The darkly magical-realist “Memoirs of a Porcupine” (2006), ostensibly written by the animal avatar of a murderous Congolese village boy, won Mabanckou one of the most prestigious prizes in French letters, the Prix Renaudot, and led his work to be compared with the satires of Jean Genet.
“Whatever else might be in short supply in the Congo depicted by Alain Mabanckou, imagination and wit aren’t,” Tibor Fischer wrote in a 2009 review of “Broken Glass” for the Guardian of London.
But the parochial tastes and pinched profit margins of the U.S. publishing industry have restricted Mabanckou’s visibility on U.S. bookshelves. Only three of his books have been published in English in his adopted home.
“The problem of French literature is the problem of translation,” said Mabanckou, who’s also a poet. “In France we used to translate a lot of Anglophone work, but in the Anglophone world they don’t translate quickly something coming far from them.”
The difficulties are especially acute for French-language authors from ex-colonial countries like Vietnam, Cameroon, Chad and the Canadian province of Quebec, said UCLA’s Thomas.
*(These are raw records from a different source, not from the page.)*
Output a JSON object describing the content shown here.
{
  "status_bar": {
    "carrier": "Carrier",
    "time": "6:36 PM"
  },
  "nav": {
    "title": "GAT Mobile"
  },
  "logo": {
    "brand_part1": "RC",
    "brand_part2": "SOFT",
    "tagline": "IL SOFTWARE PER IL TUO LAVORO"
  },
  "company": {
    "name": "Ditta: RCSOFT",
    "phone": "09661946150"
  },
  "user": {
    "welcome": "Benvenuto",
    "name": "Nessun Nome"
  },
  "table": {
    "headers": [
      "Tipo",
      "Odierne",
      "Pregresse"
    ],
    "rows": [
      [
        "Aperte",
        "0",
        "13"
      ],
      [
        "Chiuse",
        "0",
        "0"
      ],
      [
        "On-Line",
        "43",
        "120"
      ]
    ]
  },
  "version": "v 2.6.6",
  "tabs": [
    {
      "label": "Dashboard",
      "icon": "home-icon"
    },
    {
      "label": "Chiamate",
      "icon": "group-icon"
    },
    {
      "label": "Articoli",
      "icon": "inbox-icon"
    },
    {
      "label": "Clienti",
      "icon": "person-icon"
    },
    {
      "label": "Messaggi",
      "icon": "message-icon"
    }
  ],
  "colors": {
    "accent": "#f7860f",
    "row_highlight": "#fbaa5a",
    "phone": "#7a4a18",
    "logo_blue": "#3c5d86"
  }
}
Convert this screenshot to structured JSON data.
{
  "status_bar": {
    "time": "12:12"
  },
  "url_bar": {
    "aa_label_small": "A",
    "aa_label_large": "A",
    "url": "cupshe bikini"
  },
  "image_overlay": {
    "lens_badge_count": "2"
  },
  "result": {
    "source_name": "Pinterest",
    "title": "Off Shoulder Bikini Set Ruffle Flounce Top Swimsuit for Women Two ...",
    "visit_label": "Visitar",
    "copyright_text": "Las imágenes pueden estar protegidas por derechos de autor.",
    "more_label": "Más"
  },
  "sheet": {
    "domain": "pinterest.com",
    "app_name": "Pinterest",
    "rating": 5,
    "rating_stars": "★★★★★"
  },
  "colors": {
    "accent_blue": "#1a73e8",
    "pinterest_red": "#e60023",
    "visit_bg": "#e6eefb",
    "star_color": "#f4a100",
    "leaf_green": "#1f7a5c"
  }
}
Since World War II, France’s haute literary establishment has been dominated by theorists and critics who cherish the cerebral experimental texts of bad-boy authors like Michel Houellebecq (‘”The Elementary Particles”) over more narrative fiction. French universities also give short shrift to French-language authors from outside France.
“The French system is extremely elitist and extremely closed” to writers like Mabanckou, Thomas said. “Even though they win major prizes they are marginalized and considered peripheral authors.”
Mabanckou worries that American readers are missing out on less voluble voices from many corners of the planet. New high-tech devices seem to pop up every day, but he fears that storytelling is an endangered species.
“We have already lost the tradition of storytelling because of the fact that the television is there. Why are people going to sit down and listen to someone? They’re going to buy a DVD or watch it on Netflix,” he said.
“But I think that by losing the tradition of storytelling we’re going to lose the fact that we need to respect the elders, we need to respect the old people, we need to be kind with people, and the sense of hospitality, to receive people. We are losing those things just because we are embracing the Western civilization. ... We’re losing maybe our mind in Africa, just because we think that everything should be like in the Western world.”